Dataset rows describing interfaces
● ● ●

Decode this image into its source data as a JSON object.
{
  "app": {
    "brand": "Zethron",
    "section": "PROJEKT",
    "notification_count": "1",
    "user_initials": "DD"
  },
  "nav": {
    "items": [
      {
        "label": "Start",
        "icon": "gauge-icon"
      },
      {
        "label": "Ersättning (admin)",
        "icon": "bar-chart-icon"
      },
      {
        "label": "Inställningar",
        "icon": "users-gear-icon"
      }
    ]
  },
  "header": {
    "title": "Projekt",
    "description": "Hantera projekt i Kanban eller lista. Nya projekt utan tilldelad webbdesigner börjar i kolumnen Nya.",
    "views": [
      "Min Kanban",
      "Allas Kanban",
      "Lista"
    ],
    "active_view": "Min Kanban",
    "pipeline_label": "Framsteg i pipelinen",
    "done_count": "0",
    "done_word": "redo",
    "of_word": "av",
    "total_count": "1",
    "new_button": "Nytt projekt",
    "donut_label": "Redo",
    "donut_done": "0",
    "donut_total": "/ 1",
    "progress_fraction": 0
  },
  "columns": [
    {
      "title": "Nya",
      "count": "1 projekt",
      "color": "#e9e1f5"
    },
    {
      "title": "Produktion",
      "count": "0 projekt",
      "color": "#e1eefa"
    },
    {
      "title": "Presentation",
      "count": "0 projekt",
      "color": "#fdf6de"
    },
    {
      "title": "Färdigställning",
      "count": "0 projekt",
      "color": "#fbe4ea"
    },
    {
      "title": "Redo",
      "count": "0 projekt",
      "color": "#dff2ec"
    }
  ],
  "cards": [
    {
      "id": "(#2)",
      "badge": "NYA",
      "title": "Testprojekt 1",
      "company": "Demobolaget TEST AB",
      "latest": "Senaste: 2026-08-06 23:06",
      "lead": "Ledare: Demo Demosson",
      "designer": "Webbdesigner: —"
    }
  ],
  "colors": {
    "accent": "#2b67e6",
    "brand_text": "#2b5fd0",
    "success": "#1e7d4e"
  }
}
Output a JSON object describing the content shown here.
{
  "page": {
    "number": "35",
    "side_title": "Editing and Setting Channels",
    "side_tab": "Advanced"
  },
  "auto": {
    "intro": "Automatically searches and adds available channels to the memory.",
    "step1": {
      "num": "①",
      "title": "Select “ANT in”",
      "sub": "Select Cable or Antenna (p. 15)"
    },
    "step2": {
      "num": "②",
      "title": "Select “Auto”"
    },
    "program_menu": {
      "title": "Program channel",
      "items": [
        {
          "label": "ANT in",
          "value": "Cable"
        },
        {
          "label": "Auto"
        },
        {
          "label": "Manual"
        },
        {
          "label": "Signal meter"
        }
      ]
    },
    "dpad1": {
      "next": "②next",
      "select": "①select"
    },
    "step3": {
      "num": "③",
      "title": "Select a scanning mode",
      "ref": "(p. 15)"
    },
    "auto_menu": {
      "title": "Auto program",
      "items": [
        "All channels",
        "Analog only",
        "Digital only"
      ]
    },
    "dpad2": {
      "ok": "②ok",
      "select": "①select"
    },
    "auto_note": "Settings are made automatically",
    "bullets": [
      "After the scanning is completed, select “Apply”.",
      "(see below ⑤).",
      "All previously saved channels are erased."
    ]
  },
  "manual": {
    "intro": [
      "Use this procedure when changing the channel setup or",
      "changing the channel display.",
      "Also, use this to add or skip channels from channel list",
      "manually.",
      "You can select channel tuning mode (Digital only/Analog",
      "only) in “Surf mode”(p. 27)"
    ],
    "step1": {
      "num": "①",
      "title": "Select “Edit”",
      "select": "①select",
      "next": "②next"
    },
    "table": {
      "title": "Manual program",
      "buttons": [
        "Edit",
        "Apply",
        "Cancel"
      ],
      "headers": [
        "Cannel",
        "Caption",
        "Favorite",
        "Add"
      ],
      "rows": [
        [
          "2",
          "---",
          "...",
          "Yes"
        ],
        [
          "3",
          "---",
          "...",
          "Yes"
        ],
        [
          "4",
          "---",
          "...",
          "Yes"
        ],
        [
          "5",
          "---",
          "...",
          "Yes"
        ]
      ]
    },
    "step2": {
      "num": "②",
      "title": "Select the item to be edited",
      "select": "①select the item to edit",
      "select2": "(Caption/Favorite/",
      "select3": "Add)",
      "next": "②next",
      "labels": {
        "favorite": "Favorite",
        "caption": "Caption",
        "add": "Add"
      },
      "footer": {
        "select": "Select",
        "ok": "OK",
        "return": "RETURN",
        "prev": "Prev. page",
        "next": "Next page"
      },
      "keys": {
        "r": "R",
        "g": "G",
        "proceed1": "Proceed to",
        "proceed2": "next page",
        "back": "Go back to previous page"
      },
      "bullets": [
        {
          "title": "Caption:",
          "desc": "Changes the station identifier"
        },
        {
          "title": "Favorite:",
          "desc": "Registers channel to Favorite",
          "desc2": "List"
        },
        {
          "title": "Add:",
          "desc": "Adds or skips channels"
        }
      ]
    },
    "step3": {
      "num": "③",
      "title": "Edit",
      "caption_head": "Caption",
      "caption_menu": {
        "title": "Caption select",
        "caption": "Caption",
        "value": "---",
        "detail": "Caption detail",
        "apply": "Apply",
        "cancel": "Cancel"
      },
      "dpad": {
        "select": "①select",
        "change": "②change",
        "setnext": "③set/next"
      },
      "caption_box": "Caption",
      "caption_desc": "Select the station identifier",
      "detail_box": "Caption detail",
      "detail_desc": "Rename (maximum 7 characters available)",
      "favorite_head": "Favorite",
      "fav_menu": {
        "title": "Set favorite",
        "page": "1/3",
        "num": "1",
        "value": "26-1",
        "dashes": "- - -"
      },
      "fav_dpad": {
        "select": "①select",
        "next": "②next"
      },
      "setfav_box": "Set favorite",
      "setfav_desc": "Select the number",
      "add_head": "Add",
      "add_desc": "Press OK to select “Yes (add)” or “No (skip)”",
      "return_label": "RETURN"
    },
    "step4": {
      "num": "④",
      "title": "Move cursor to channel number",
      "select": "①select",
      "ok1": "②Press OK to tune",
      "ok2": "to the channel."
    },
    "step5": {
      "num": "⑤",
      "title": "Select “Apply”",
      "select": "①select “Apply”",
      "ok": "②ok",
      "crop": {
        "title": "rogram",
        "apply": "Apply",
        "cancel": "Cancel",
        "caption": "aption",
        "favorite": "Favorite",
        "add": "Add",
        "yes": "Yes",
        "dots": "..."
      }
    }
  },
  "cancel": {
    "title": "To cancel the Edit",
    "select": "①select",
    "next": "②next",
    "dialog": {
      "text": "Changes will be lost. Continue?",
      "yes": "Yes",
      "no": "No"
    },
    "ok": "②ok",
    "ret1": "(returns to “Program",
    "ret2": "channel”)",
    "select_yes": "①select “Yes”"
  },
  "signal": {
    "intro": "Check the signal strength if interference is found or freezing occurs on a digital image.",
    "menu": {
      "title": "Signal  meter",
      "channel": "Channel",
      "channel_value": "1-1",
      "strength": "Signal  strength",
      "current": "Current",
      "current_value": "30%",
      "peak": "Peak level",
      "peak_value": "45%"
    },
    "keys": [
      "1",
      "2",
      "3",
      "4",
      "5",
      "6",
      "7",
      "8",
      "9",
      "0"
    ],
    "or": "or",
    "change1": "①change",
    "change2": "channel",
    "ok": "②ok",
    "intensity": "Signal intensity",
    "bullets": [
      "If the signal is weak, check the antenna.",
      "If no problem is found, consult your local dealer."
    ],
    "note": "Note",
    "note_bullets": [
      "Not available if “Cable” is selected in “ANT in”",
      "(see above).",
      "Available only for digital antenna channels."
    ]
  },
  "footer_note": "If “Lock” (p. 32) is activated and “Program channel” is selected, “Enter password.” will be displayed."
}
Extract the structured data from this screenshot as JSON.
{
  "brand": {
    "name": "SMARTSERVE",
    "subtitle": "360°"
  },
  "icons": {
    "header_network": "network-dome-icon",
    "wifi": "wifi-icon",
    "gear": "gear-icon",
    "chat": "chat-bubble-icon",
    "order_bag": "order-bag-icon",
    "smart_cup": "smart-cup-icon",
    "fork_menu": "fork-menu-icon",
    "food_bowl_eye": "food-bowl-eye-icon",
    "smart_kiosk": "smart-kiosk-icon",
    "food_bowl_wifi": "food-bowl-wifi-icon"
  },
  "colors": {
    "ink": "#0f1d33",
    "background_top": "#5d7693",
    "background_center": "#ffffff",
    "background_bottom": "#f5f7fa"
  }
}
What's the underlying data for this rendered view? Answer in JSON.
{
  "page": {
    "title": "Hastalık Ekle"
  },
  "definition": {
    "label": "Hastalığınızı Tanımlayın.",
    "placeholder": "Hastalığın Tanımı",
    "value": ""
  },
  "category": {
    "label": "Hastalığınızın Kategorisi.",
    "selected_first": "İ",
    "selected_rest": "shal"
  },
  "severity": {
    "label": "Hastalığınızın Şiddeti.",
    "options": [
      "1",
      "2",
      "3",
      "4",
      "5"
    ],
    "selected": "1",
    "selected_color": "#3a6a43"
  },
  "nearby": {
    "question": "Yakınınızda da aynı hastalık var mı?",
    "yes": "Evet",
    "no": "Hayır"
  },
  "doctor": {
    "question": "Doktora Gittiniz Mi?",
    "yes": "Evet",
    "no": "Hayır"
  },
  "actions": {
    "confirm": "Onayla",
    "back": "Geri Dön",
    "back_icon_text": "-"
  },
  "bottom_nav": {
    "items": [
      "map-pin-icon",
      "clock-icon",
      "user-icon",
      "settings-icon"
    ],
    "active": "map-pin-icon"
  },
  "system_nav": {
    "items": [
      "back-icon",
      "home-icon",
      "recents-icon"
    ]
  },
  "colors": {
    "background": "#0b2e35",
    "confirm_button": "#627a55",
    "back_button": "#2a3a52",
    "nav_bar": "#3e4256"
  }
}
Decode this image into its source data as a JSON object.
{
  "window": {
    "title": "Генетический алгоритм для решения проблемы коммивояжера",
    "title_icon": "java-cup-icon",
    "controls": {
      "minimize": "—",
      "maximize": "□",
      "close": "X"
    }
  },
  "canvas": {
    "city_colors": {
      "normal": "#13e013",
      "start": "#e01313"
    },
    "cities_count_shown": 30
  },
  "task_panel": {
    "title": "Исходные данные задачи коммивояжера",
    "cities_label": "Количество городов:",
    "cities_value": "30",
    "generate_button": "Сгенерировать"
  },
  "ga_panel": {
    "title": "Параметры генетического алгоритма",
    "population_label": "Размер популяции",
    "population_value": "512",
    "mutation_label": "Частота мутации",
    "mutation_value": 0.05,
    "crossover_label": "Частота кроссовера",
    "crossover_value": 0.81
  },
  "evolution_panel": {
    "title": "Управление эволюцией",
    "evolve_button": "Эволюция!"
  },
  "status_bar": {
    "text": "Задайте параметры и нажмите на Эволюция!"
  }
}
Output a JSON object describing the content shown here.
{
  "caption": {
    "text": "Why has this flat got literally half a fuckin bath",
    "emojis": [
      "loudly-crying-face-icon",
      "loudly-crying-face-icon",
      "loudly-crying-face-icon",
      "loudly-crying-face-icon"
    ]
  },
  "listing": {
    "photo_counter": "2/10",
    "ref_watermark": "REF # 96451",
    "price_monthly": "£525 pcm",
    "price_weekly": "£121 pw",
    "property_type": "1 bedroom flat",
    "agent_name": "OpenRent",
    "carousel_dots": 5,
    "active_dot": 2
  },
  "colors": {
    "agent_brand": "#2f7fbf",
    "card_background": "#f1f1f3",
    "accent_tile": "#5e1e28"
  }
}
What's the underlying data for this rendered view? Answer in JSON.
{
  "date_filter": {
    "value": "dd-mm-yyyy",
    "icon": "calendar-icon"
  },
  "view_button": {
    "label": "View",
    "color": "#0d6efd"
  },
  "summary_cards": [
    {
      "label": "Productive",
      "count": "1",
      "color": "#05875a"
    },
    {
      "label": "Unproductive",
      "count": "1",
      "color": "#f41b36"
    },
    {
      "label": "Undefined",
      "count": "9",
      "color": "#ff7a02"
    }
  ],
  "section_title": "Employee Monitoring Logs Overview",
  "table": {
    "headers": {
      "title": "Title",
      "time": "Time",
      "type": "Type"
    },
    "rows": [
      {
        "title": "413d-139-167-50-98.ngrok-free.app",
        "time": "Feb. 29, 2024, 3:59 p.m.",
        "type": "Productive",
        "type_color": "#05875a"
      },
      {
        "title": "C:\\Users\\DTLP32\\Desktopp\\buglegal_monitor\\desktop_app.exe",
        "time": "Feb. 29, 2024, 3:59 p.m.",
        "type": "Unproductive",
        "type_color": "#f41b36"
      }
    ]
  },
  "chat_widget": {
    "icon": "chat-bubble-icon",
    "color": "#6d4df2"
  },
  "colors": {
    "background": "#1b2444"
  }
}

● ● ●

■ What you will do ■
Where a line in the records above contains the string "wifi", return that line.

■ Response to the task ■
    "wifi": "wifi-icon",
    "food_bowl_wifi": "food-bowl-wifi-icon"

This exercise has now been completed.